Directions for this task =>
After removing every image, reproduce the data exactly as it appears.

Dataset extract =>
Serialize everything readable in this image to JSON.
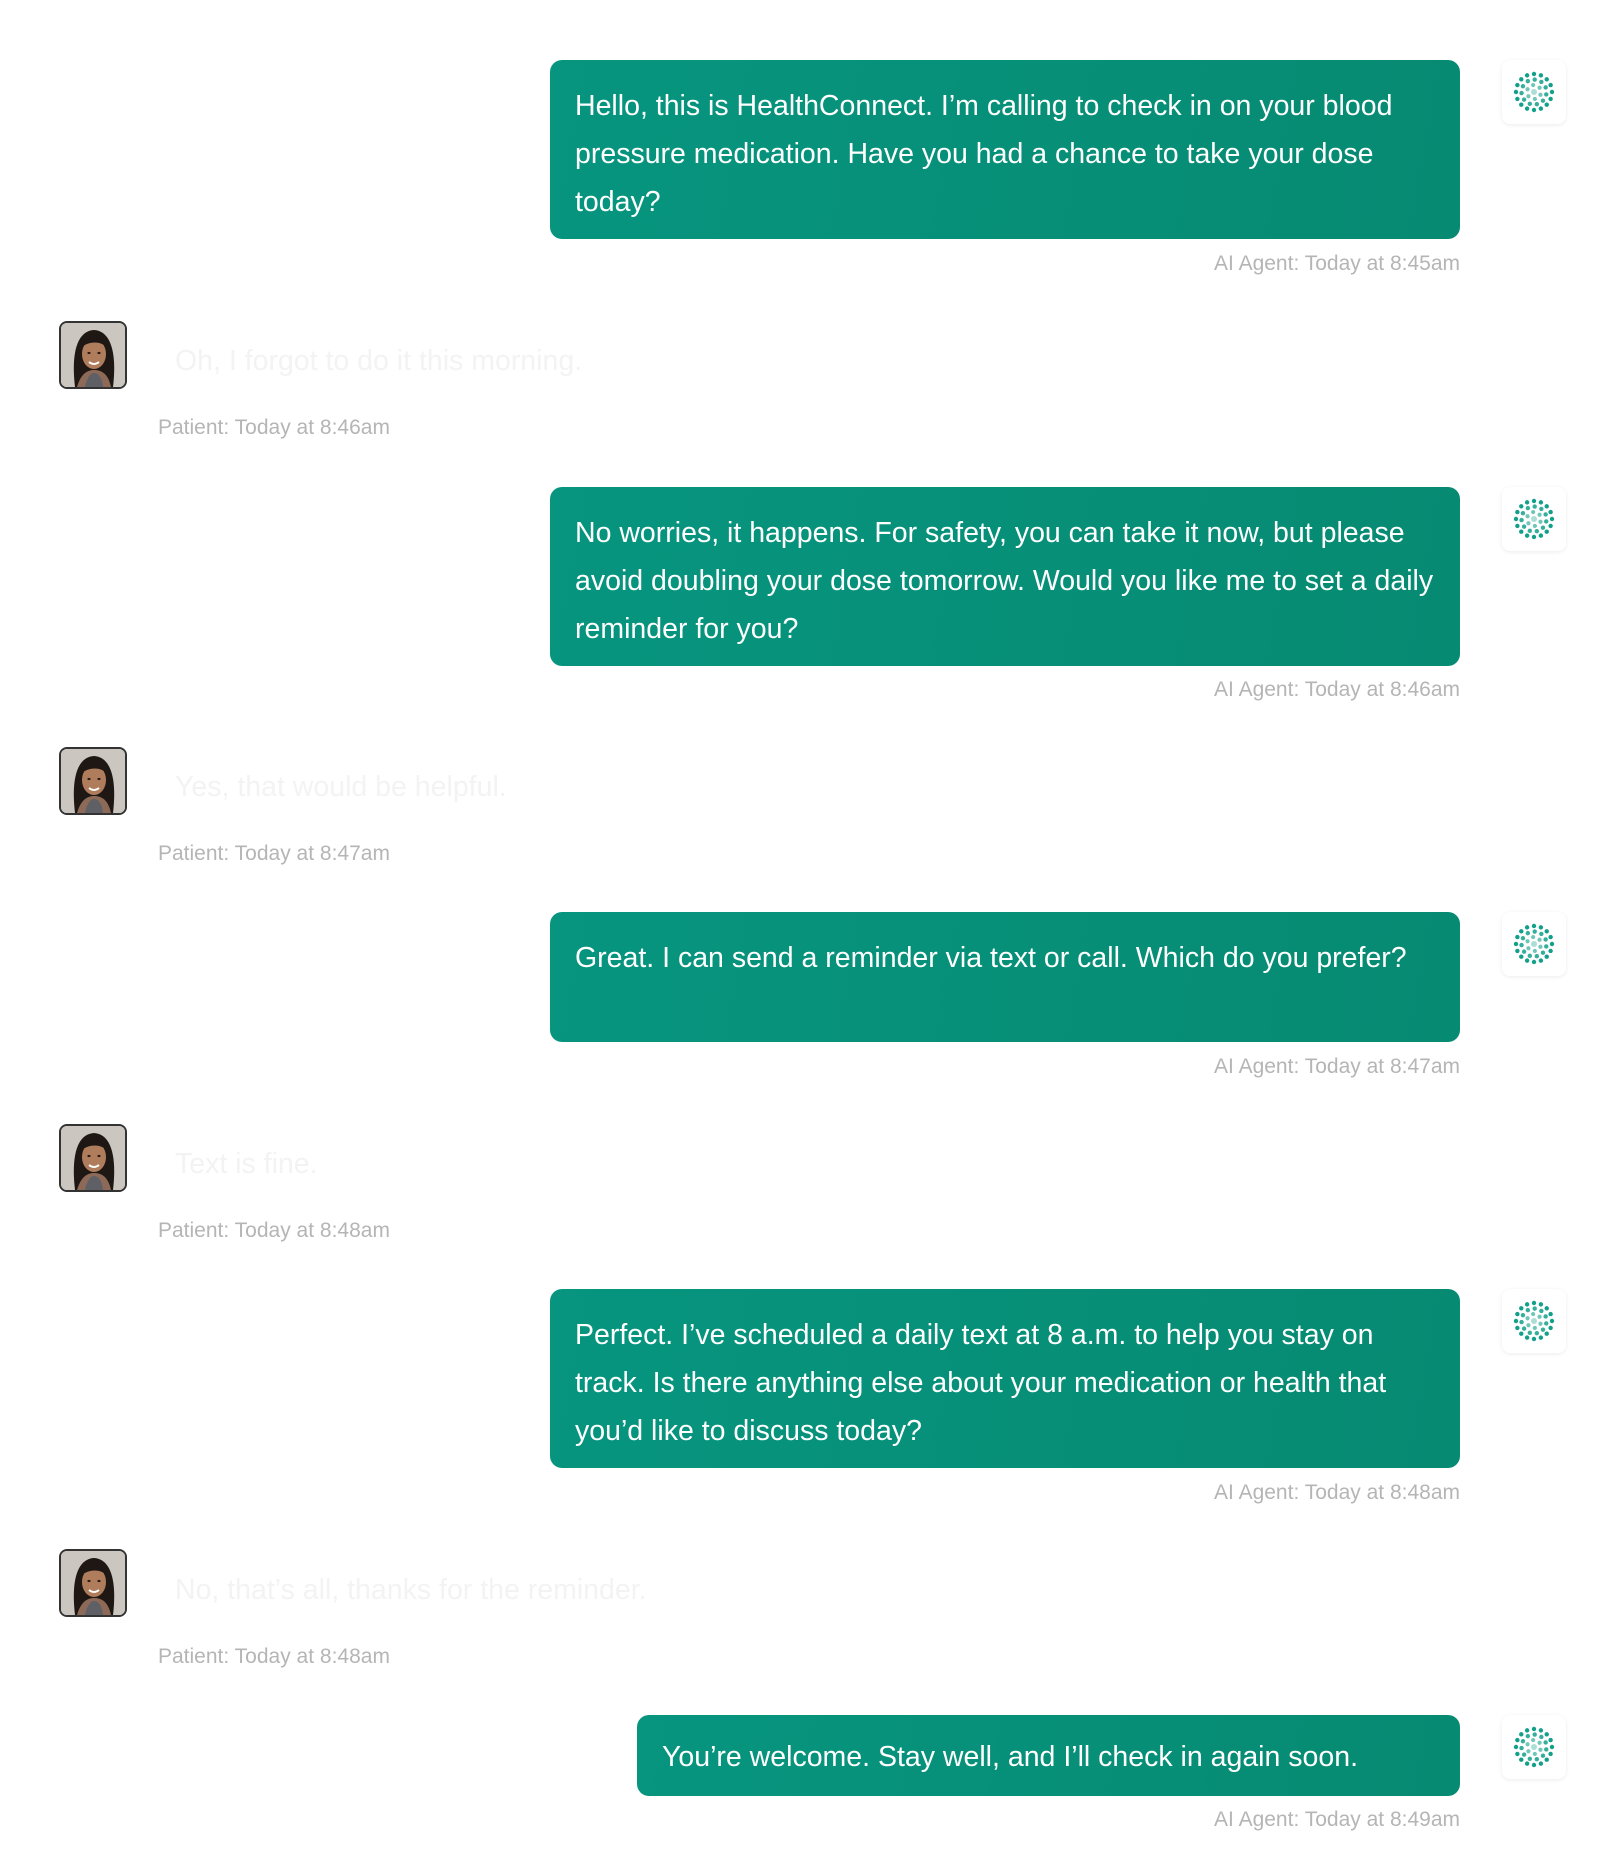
{
  "conversation": {
    "messages": [
      {
        "sender": "agent",
        "text": "Hello, this is HealthConnect. I’m calling to check in on your blood pressure medication. Have you had a chance to take your dose today?",
        "meta": "AI Agent: Today at 8:45am"
      },
      {
        "sender": "patient",
        "text": "Oh, I forgot to do it this morning.",
        "meta": "Patient: Today at 8:46am"
      },
      {
        "sender": "agent",
        "text": "No worries, it happens. For safety, you can take it now, but please avoid doubling your dose tomorrow. Would you like me to set a daily reminder for you?",
        "meta": "AI Agent: Today at 8:46am"
      },
      {
        "sender": "patient",
        "text": "Yes, that would be helpful.",
        "meta": "Patient: Today at 8:47am"
      },
      {
        "sender": "agent",
        "text": "Great. I can send a reminder via text or call. Which do you prefer?",
        "meta": "AI Agent: Today at 8:47am"
      },
      {
        "sender": "patient",
        "text": "Text is fine.",
        "meta": "Patient: Today at 8:48am"
      },
      {
        "sender": "agent",
        "text": "Perfect. I’ve scheduled a daily text at 8 a.m. to help you stay on track. Is there anything else about your medication or health that you’d like to discuss today?",
        "meta": "AI Agent: Today at 8:48am"
      },
      {
        "sender": "patient",
        "text": "No, that’s all, thanks for the reminder.",
        "meta": "Patient: Today at 8:48am"
      },
      {
        "sender": "agent",
        "text": "You’re welcome. Stay well, and I’ll check in again soon.",
        "meta": "AI Agent: Today at 8:49am"
      }
    ]
  },
  "colors": {
    "agent_bubble": "#07957f",
    "agent_text": "#ffffff",
    "meta_text": "#b5b5b5",
    "patient_text": "#f3f3f3",
    "agent_icon_dots": "#12a08a"
  },
  "icons": {
    "agent_avatar": "dotted-circle-logo-icon",
    "patient_avatar": "patient-photo-avatar"
  }
}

Solution for this problem =>
Serialize everything readable in this image to JSON.
{
  "conversation": {
    "messages": [
      {
        "sender": "agent",
        "text": "Hello, this is HealthConnect. I’m calling to check in on your blood pressure medication. Have you had a chance to take your dose today?",
        "meta": "AI Agent: Today at 8:45am"
      },
      {
        "sender": "patient",
        "text": "Oh, I forgot to do it this morning.",
        "meta": "Patient: Today at 8:46am"
      },
      {
        "sender": "agent",
        "text": "No worries, it happens. For safety, you can take it now, but please avoid doubling your dose tomorrow. Would you like me to set a daily reminder for you?",
        "meta": "AI Agent: Today at 8:46am"
      },
      {
        "sender": "patient",
        "text": "Yes, that would be helpful.",
        "meta": "Patient: Today at 8:47am"
      },
      {
        "sender": "agent",
        "text": "Great. I can send a reminder via text or call. Which do you prefer?",
        "meta": "AI Agent: Today at 8:47am"
      },
      {
        "sender": "patient",
        "text": "Text is fine.",
        "meta": "Patient: Today at 8:48am"
      },
      {
        "sender": "agent",
        "text": "Perfect. I’ve scheduled a daily text at 8 a.m. to help you stay on track. Is there anything else about your medication or health that you’d like to discuss today?",
        "meta": "AI Agent: Today at 8:48am"
      },
      {
        "sender": "patient",
        "text": "No, that’s all, thanks for the reminder.",
        "meta": "Patient: Today at 8:48am"
      },
      {
        "sender": "agent",
        "text": "You’re welcome. Stay well, and I’ll check in again soon.",
        "meta": "AI Agent: Today at 8:49am"
      }
    ]
  },
  "colors": {
    "agent_bubble": "#07957f",
    "agent_text": "#ffffff",
    "meta_text": "#b5b5b5",
    "patient_text": "#f3f3f3",
    "agent_icon_dots": "#12a08a"
  },
  "icons": {
    "agent_avatar": "dotted-circle-logo-icon",
    "patient_avatar": "patient-photo-avatar"
  }
}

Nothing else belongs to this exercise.